Jack conversed with the organizers in Norwegian and translated the announcing for us. Throughout the race, the announcer talked about this Wednesday night race as being historic for two reasons: it was the first to include a biathlon race, and the club had visitors from the US!
Overall we had a great time at the night race and gained a lot of experience that we wouldn’t have gotten from a domestic race.
the timing building
the race course – before dark!
start of the little kids’ race
Sam R starting
written by Sam R
Did you know that all of the Swix wax that you have ever bought was made in Lillehammer, Norway? Yesterday, we took a private tour of the one and only Swix wax factory. After a five-minute drive from our apartments to the outskirts of town, we were amazed to see how small the factory was.
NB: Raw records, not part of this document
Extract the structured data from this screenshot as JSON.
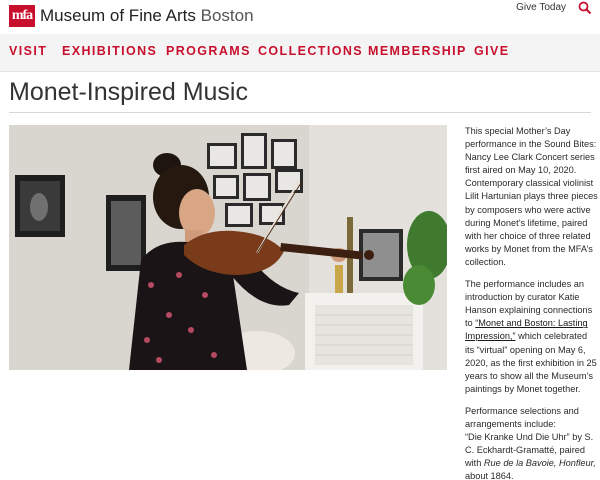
{
  "header": {
    "logo_mark": "mfa",
    "logo_name": "Museum of Fine Arts",
    "logo_city": "Boston",
    "give_today": "Give Today",
    "search_icon": "search-icon"
  },
  "nav": {
    "items": [
      {
        "label": "VISIT"
      },
      {
        "label": "EXHIBITIONS"
      },
      {
        "label": "PROGRAMS"
      },
      {
        "label": "COLLECTIONS"
      },
      {
        "label": "MEMBERSHIP"
      },
      {
        "label": "GIVE"
      }
    ]
  },
  "page": {
    "title": "Monet-Inspired Music"
  },
  "description": {
    "p1": "This special Mother’s Day performance in the Sound Bites: Nancy Lee Clark Concert series first aired on May 10, 2020. Contemporary classical violinist Lilit Hartunian plays three pieces by composers who were active during Monet’s lifetime, paired with her choice of three related works by Monet from the MFA’s collection.",
    "p2_before": "The performance includes an introduction by curator Katie Hanson explaining connections to ",
    "p2_link": "“Monet and Boston: Lasting Impression,”",
    "p2_after": " which celebrated its “virtual” opening on May 6, 2020, as the first exhibition in 25 years to show all the Museum’s paintings by Monet together.",
    "p3_line1": "Performance selections and arrangements include:",
    "p3_piece": "“Die Kranke Und Die Uhr” by S. C. Eckhardt-Gramatté, paired with ",
    "p3_work": "Rue de la Bavoie, Honfleur,",
    "p3_year": " about 1864."
  },
  "colors": {
    "brand_red": "#c8102e",
    "nav_bg": "#f4f4f4"
  }
}
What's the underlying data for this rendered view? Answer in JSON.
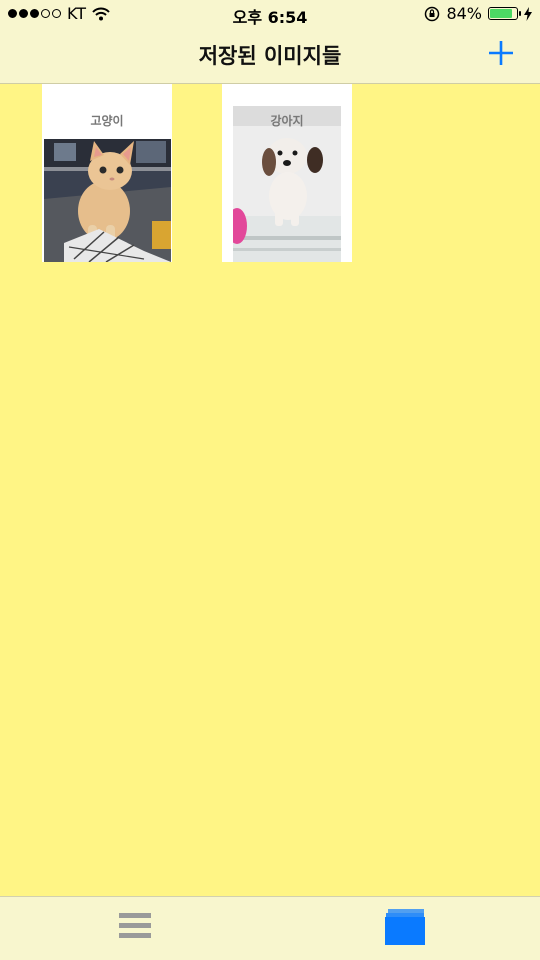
{
  "status_bar": {
    "carrier": "KT",
    "time": "오후 6:54",
    "battery_percent": "84%",
    "signal_bars_filled": 3,
    "signal_bars_total": 5,
    "battery_level": 0.84
  },
  "nav": {
    "title": "저장된 이미지들",
    "add_icon": "plus-icon"
  },
  "images": [
    {
      "label": "고양이",
      "subject": "kitten"
    },
    {
      "label": "강아지",
      "subject": "puppy"
    }
  ],
  "tab_bar": {
    "tabs": [
      {
        "icon": "list-icon",
        "selected": false
      },
      {
        "icon": "stack-icon",
        "selected": true
      }
    ]
  },
  "colors": {
    "background": "#FFF585",
    "bars": "#F8F6CE",
    "accent": "#0A7AFF",
    "tab_inactive": "#9A9A9A"
  }
}
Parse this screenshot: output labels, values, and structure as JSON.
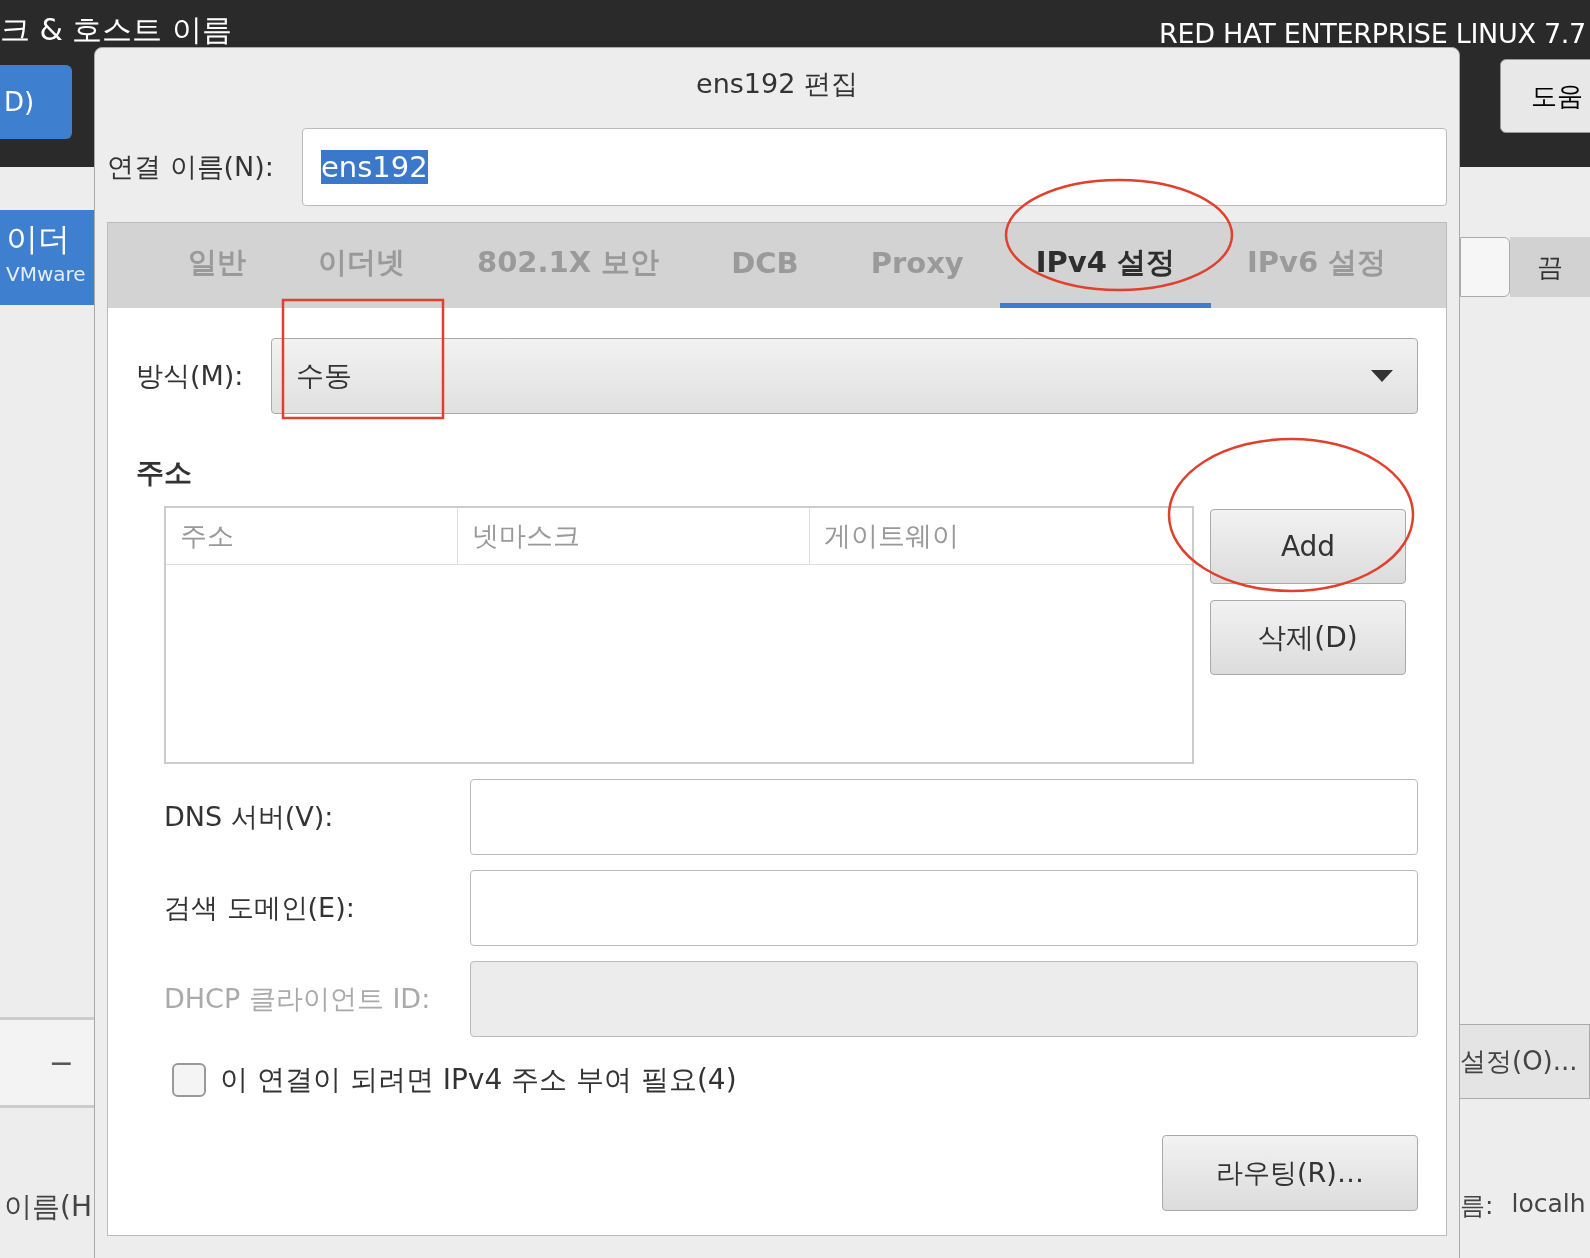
{
  "background": {
    "title": "크 & 호스트 이름",
    "left_button": "D)",
    "product": "RED HAT ENTERPRISE LINUX 7.7",
    "help_button": "도움",
    "device": {
      "name": "이더",
      "sub": "VMware"
    },
    "switch": {
      "label": "끔",
      "on": false
    },
    "remove_button": "−",
    "hostname_label": "이름(H",
    "settings_button": "설정(O)...",
    "hostname_label_right": "름:",
    "hostname_value": "localh"
  },
  "dialog": {
    "title": "ens192 편집",
    "connection_name": {
      "label": "연결 이름(N):",
      "value": "ens192"
    },
    "tabs": [
      {
        "label": "일반",
        "selected": false
      },
      {
        "label": "이더넷",
        "selected": false
      },
      {
        "label": "802.1X 보안",
        "selected": false
      },
      {
        "label": "DCB",
        "selected": false
      },
      {
        "label": "Proxy",
        "selected": false
      },
      {
        "label": "IPv4 설정",
        "selected": true
      },
      {
        "label": "IPv6 설정",
        "selected": false
      }
    ],
    "method": {
      "label": "방식(M):",
      "value": "수동"
    },
    "addresses": {
      "heading": "주소",
      "columns": [
        "주소",
        "넷마스크",
        "게이트웨이"
      ],
      "buttons": [
        "Add",
        "삭제(D)"
      ]
    },
    "fields": [
      {
        "label": "DNS 서버(V):",
        "disabled": false
      },
      {
        "label": "검색 도메인(E):",
        "disabled": false
      },
      {
        "label": "DHCP 클라이언트 ID:",
        "disabled": true
      }
    ],
    "require": {
      "label": "이 연결이 되려면 IPv4 주소 부여 필요(4)",
      "checked": false
    },
    "routes_button": "라우팅(R)…"
  }
}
However, they can produce 20,000 cans of kick wax and 10,000 tubes of klister in 8 hours. First we talked with the Swix product manager and asked him questions. Then he brought us to the production room and showed us the 3 different machines that make the hard wax, klister and glide wax. As we left, the manager gave us each 2 cans of kick wax and a pair of ski ties. THANK YOU SWIX!
Written by Rosalie, Emily, and Caitlin.
This morning we started our day early with a beauuuutiful classic tour to Pellestova, which is Scottie’s dog’s namesake. The tracks were firm and the snow was sparkling. The sky was blue and it wasn’t too windy…we couldn’t have asked for a nicer day for a long ski. We wound our way up for a while and then down, down, down through powder. We were skiing on a plateau, which is much different from any New England landscape…you could see 360 degrees of white with a few specks of evergreens.
(Philip, this map-studying is for you!)
Some members of the group were fortunate enough to ski to a cabin (the one that Dennis is photographed next to on the Ford Sayre website).
Eventually, we reached a café at Pellestova. Scottie and Dennis were SO happy, and even a wee bit nostalgic…this is one of their favorite places in the world. All of us enjoyed the lovely hot drinks and waffles that the café provided. We joked that more Americans would probably ski if it included a stop like this one.
We broke up into two groups for the second half of the ski. One group opted for a slightly longer ski around a lake and the other went back a different way. The terrain was mostly down hill and the tracks were blazing fast, so we accomplished our 8/12k in about an hour.
When we got back to our starting point, most of us chose to ski the 14k back to our apartments. It took us quite a long time to find the trail, but once we did, we were well on our way for more downhills. The trail included a bullet-proof narrow section where we prayed that we would make it around every corner. Our ski also included the last 7km of the Birkebeiner trail. We then returned to the Olympic Stadium and skied a few more kilometers downhill to the apartments. Five hours later, we were exhausted, but in a very good way. What a ski!
written by Sam M
this evening we (Sam M, Kate, Helen, and George) went to the grocery store KIWI Mini Pris. We were sent on a mission for bread, eggs, spinach, flour and molasses. We were successful, for the most part. All items were found and purchased excluding molasses. We asked the KIWI employees, who were dressed all in green and resembled leprechauns, where we might find molasses. Instead, we discovered the lovely Norwegian product Lys Syrup or Light Syrup, the Norwegian version of a very thick corn syrup. Afterwards we walked back to the Birkebeineren apartments and showed off our new finding.
Jack, Dennis and I were quite surprised to find the old hut-like cafeteria in Pellestova (that was all boarded up on our last trip) has been replaced with a very upscale hotel – and apartments for sale!
The hot chocolate/coffee/waffles/cake were excellent, and we had fun reminiscing about our tours on the plateau with all of you!